The Digital Humanist: Open Resources, Shared Standards, Virtual Communities

7 Oct 2014

Mondays, Michaelmas Term (20 Oct - 24 Nov). 5.15 pm; Rees Davies Room, History Faculty, George Street, Oxford, OX1 2RL

All are welcome (no specialist knowledge required!), and all are warmly invited to stay for wine and chat after the paper.

Mon 20 Oct

Professor Melissa Terras (University College London): Transcribe Bentham:Sharing Labour, Sharing Platforms, Sharing Data

Mon 27 Oct

Dr Kathryn Eccles (University of Oxford): Looking into the Crowd: Understanding the Users of Digital Heritage Collections

Mon 10 Nov

Professor Sally Shuttleworth and Victoria Van Hyning (University of Oxford): Constructing Scientific Communities in the 19th and 21st Centuries: Science Periodicals and the Zooniverse

Mon 17 Nov

Professor Eero Hyvönen (Aalto University): Harmonising the Heterogenous: Shared Ontologies and Linked Data in Archives, Museums and Libraries

Mon 24 Nov

Professor Howard Hotson (University of Oxford): Collaboration, Early Modern Letters Online, and Horizon 2020: The Creation of One Virtual Community to Reassemble Another

The first talk, on Monday 20th October, will be delivered by Professor Melissa Terras (UCL), entitled ‘Transcribe Bentham: Sharing Labour, Sharing Platforms, Sharing Data’: The Transcribe Bentham project is an award-winning, innovative, ambitious, open source, participatory online environment that has tested the suitability of crowdsourcing for document transcription of cultural and heritage material. Although twenty volumes of the English jurist, philosopher, and legal and social reformer Jeremy Bentham’s (1748-1832) correspondence have so far been published by the Bentham Project, UCL Library Services holds 60,000 untranscribed folios.
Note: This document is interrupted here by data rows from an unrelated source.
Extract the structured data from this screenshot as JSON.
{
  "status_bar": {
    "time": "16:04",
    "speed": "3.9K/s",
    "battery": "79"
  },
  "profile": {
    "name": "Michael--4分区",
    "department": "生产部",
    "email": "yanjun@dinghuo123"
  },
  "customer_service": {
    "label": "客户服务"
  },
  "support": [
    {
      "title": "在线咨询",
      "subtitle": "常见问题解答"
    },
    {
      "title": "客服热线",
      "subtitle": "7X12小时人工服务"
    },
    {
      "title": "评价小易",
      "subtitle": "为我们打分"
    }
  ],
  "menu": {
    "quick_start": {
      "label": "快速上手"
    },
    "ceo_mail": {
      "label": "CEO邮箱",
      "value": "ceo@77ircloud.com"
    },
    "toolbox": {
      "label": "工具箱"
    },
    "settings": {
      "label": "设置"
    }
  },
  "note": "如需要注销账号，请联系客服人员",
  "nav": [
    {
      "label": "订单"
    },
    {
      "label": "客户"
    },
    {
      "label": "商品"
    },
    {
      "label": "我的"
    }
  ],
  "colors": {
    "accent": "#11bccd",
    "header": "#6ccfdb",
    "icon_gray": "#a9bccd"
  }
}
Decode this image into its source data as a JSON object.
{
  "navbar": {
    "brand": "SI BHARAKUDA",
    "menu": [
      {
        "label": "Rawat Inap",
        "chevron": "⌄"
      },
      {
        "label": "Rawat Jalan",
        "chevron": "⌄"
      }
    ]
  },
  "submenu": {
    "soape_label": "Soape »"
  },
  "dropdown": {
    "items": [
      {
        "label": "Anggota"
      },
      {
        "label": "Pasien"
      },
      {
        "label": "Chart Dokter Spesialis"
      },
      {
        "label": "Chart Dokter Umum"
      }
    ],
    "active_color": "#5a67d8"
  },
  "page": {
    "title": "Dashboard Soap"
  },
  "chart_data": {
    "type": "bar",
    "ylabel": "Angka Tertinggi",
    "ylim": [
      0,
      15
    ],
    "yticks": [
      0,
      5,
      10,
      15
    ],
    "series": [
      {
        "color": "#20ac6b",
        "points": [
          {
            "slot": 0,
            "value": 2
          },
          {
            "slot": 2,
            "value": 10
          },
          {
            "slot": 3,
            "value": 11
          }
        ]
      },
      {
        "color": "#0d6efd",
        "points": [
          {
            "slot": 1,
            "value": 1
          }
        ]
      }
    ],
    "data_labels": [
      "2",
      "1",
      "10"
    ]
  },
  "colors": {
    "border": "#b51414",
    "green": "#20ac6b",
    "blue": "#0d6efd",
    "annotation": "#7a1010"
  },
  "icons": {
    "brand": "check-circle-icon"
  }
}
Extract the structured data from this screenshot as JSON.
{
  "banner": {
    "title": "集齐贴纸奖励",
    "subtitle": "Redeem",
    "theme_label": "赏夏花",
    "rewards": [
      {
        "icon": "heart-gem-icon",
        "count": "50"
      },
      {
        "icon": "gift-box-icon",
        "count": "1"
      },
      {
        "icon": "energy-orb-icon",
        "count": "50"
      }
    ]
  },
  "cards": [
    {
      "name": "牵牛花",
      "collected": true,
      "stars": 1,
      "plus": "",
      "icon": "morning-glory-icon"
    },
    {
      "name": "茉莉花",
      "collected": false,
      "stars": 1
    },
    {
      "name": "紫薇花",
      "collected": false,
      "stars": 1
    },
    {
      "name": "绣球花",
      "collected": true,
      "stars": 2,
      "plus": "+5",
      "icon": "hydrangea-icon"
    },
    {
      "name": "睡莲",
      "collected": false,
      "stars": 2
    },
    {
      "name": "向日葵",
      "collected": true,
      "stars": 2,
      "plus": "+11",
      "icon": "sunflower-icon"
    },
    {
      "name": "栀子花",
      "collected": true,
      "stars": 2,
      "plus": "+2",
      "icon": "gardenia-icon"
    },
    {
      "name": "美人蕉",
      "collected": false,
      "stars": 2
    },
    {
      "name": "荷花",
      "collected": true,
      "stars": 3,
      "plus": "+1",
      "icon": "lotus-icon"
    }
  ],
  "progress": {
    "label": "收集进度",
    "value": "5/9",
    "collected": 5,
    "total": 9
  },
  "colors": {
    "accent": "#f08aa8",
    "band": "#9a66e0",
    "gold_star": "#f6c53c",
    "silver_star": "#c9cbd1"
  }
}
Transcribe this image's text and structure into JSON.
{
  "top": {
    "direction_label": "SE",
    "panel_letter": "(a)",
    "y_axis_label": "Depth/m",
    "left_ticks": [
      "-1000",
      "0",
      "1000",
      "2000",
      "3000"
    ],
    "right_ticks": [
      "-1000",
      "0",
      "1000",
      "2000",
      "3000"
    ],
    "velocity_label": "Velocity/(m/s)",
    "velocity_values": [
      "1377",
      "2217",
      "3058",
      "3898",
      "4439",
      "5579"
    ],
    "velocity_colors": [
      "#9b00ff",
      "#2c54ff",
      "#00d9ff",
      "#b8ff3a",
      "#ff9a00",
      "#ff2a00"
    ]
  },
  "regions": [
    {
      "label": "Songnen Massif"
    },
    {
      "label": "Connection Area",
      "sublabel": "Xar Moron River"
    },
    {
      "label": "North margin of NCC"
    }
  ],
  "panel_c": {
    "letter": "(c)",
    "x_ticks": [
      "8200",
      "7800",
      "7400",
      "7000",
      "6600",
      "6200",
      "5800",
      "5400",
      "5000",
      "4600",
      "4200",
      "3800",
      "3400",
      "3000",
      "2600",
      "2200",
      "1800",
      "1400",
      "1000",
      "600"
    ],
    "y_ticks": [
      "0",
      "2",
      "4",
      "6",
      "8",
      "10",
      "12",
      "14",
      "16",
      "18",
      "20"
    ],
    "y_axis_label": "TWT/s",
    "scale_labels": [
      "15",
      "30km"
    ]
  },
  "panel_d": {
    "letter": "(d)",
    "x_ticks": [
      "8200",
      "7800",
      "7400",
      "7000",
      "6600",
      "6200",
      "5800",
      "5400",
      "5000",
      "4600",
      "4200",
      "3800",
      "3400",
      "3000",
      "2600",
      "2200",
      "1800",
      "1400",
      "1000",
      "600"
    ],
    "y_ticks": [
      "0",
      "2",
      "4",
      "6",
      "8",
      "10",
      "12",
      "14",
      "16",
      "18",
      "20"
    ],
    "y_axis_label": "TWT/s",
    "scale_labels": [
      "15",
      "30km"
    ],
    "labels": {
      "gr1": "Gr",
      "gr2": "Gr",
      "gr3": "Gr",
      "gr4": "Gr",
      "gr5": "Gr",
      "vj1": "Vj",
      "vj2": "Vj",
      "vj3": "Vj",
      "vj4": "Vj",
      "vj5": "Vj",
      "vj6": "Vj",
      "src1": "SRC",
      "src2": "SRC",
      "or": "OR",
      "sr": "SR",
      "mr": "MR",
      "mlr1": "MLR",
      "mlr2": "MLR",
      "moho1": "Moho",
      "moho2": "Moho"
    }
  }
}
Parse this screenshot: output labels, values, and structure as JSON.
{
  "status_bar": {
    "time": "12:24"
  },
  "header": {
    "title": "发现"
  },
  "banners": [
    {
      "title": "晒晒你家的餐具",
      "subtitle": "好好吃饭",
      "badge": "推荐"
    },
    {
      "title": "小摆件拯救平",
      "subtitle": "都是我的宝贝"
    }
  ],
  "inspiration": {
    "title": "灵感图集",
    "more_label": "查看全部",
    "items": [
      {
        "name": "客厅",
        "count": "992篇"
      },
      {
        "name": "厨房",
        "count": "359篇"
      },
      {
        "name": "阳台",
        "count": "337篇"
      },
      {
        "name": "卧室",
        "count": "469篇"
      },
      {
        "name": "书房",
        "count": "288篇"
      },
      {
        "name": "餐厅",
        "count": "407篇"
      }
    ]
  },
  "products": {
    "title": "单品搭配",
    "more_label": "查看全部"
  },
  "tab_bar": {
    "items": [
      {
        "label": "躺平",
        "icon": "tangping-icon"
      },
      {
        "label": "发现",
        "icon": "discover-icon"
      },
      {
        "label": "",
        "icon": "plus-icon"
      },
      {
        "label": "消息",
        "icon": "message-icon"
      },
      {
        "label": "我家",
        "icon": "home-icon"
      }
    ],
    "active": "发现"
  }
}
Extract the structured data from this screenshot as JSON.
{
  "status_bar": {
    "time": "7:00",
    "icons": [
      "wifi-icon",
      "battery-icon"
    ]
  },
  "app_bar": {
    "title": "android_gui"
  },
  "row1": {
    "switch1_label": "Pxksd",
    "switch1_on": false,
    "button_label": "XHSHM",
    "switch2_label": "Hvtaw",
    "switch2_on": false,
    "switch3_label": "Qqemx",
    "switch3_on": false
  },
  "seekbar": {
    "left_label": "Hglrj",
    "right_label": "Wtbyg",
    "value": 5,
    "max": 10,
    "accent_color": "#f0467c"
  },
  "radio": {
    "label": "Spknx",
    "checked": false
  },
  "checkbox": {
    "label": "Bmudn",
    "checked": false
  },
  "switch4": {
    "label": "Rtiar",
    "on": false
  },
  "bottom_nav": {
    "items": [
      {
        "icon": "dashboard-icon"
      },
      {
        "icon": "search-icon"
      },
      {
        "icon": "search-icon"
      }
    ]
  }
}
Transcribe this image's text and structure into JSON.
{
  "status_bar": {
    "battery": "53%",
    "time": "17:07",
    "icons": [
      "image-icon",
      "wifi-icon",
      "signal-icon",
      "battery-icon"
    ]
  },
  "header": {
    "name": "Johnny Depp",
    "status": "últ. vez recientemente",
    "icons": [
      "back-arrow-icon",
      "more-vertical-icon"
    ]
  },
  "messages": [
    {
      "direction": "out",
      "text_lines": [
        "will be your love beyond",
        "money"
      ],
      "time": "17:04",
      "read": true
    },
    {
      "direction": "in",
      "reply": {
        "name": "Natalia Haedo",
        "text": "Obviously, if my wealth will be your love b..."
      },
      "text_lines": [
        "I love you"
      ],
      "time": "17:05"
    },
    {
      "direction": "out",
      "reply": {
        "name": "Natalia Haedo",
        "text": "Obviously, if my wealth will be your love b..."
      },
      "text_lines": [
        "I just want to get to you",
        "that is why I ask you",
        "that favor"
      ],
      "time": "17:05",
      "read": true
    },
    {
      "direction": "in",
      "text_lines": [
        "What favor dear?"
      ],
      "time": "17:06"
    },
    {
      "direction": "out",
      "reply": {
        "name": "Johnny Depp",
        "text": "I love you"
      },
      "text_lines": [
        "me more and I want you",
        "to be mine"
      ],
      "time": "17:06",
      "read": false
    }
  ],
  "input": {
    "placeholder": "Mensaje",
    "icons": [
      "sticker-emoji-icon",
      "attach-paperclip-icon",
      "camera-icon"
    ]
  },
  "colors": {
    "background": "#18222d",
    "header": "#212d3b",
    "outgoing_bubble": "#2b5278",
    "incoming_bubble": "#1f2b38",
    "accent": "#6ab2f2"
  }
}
Transcribe Bentham has tested the feasibility of outsourcing the work of manuscript transcription to members of the public, aiming to digitise Bentham folios, and, through a wiki-based interface, allowing transcribers access to images of unpublished manuscript images, in order to create an encoded transcript for checking by UCL experts and further publication online. This paper presents results, themes and issues which have emerged from this successful initiative, which recently saw the 10,000th Bentham transcribed by volunteer - or ‘volunpeer’ - labour.

Further details on the rest of the series.